China Oil Output Seen Cracking Under Pressure of Price Collapseby
Domestic production forecast to fall first time since 2009
Crude output may decline by as much as 5 percent: Nomura
Cheap crude is a double-edged sword for one of the world’s biggest markets.
China’s output in 2016 will decline between 3 percent and 5 percent from last year’s record 4.3 million barrels a day, according to analysts from Nomura Holdings Inc. and Sanford C. Bernstein & Co. That would be the first decline in seven years and the biggest drop in records going back to 1990. The country is the world’s fifth-largest producer and biggest consumer after the U.S.
Oil prices have plunged more than 50 percent since Saudi Arabia led a 2014 decision by the Organization of Petroleum Exporting Countries not to cut output amid a global glut to drive out higher-cost producers. The kingdom was China’s biggest supplier last year, accounting for 15 percent of the country’s overseas purchases.
“We expect significant cuts in upstream production as the companies cut output at loss-making fields,” said Neil Beveridge, a Hong Kong-based analyst at Sanford C. Bernstein & Co. “Chinese explorers need to take more radical action to cut operating costs and increase efficiency.”

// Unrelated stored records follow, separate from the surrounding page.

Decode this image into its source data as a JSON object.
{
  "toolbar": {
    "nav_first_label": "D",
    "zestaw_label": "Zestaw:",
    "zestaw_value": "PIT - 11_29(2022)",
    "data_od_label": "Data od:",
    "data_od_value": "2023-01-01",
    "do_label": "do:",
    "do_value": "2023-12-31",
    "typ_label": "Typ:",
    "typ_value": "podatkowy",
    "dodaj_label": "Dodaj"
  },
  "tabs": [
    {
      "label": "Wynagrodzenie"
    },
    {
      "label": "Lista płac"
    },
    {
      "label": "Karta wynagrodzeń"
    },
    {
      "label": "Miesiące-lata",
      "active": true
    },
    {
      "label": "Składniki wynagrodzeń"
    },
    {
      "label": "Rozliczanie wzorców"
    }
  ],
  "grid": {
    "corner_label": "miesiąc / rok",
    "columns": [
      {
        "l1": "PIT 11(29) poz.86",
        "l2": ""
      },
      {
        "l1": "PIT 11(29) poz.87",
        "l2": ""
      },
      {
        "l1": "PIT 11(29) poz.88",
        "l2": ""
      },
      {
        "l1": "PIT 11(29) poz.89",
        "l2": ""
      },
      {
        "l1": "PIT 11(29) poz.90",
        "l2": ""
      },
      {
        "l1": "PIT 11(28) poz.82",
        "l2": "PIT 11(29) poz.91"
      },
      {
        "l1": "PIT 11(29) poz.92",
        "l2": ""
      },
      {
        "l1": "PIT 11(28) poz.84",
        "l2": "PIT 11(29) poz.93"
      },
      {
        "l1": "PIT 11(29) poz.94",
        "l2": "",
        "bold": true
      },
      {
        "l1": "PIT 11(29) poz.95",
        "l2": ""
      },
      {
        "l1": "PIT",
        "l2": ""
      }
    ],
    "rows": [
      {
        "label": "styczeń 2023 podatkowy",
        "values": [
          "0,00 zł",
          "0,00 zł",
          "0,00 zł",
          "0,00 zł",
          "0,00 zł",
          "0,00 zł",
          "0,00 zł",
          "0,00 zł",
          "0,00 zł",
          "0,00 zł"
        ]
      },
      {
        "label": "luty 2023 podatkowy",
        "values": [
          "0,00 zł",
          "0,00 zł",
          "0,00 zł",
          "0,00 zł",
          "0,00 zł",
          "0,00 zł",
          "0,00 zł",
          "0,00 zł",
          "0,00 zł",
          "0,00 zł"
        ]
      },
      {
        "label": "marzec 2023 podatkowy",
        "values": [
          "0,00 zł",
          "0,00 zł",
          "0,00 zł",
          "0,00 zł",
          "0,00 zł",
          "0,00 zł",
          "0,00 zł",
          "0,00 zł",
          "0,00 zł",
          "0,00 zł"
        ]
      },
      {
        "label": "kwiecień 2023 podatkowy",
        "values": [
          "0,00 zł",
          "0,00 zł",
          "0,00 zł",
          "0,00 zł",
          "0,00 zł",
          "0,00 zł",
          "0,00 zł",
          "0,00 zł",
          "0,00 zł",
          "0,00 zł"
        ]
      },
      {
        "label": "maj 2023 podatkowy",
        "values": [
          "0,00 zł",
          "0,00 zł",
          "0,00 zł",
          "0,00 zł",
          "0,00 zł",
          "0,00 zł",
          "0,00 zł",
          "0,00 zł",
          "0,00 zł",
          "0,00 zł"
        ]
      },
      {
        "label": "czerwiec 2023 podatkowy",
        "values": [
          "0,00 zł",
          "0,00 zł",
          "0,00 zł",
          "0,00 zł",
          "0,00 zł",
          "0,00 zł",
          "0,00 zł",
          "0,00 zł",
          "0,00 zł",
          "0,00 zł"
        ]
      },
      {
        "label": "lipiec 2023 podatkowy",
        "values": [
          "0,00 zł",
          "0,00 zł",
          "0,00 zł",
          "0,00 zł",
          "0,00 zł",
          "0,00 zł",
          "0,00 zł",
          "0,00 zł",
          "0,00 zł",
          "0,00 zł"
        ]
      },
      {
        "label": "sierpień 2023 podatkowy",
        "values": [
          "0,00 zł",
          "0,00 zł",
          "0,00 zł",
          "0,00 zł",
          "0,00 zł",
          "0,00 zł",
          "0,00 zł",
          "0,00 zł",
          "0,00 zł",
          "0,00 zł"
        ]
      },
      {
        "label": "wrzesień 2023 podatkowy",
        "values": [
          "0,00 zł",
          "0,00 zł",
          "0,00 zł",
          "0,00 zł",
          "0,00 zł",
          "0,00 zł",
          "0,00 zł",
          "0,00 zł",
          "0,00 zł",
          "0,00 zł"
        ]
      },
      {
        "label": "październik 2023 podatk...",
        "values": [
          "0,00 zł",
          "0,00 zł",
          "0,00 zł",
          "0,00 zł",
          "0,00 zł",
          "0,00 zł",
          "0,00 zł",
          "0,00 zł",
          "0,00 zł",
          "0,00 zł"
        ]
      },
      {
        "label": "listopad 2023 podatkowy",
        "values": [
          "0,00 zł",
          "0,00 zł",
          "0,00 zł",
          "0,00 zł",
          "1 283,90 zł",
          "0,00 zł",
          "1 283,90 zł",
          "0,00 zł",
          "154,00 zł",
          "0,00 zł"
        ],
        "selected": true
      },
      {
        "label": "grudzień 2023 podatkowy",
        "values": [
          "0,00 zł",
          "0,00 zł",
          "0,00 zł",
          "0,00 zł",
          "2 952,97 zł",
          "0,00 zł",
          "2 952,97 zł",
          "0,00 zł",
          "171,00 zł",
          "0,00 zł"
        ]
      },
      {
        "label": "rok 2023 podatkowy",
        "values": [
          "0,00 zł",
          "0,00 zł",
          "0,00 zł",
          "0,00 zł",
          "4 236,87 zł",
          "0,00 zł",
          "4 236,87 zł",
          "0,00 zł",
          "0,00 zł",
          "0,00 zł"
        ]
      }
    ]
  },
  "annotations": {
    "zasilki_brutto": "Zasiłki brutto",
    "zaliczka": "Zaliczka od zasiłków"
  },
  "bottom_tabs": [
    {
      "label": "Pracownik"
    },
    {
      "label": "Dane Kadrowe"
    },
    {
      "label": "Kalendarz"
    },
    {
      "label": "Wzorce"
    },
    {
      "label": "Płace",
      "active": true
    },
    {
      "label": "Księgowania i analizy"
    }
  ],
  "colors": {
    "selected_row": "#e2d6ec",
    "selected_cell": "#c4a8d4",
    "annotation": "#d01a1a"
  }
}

Sliding domestic production complicates efforts to keep pace with growing fuel consumption and build emergency crude reserves without increasing its reliance on imports. Overseas supplies meet almost two-thirds of the country’s demand, according to China National Petroleum Corp.
Cnooc. Ltd., the country’s biggest offshore crude explorer, plans to reduce both output and capital spending in 2016. China Petroleum & Chemical Corp. said last month oil and gas production fell for the first time in 16 years, while CNPC plans to maintain crude production near 2015 levels.
While some Middle East suppliers can operate with oil at $25 a barrel, the break-even cost for China’s Cnooc is closer to $41, according to Nomura Holdings Inc. analyst Gordon Kwan, who predicts the country’s domestic crude production will fall by 5 percent this year.
China announced last month fuel prices won’t be cut in line with crude as long as it trades below $40 a barrel. The National Development and Reform Commission said the floor is designed in part to shield domestic oil producers from the global price collapse.
“The policy is designed to provide explorers room to breathe,” said Laban Yu, head of Asia oil and gas equities at Jefferies Group LLC in Hong Kong. “China cannot afford to shut down domestic production no matter how cheap crude gets.”
CNPC plans to maintain crude output near 2015 levels, Deputy General Manager Wang Dongjin was quoted in a statement posted last month on the company’s website. Details weren’t provided. The country’s biggest producer has only a “limited amount” of money to invest this year and will spend on oil and gas projects that improve efficiency or promote sales, Wang said.
Fellow state-run energy giant China Petroleum & Chemical, also known as Sinopec, said on Jan. 27 that oil and gas output in 2015 fell as a slump in domestic crude production outweighed record volumes of natural gas. Cnooc said last month that output will fall this year, the first time in more than a decade, as it accelerates spending cuts.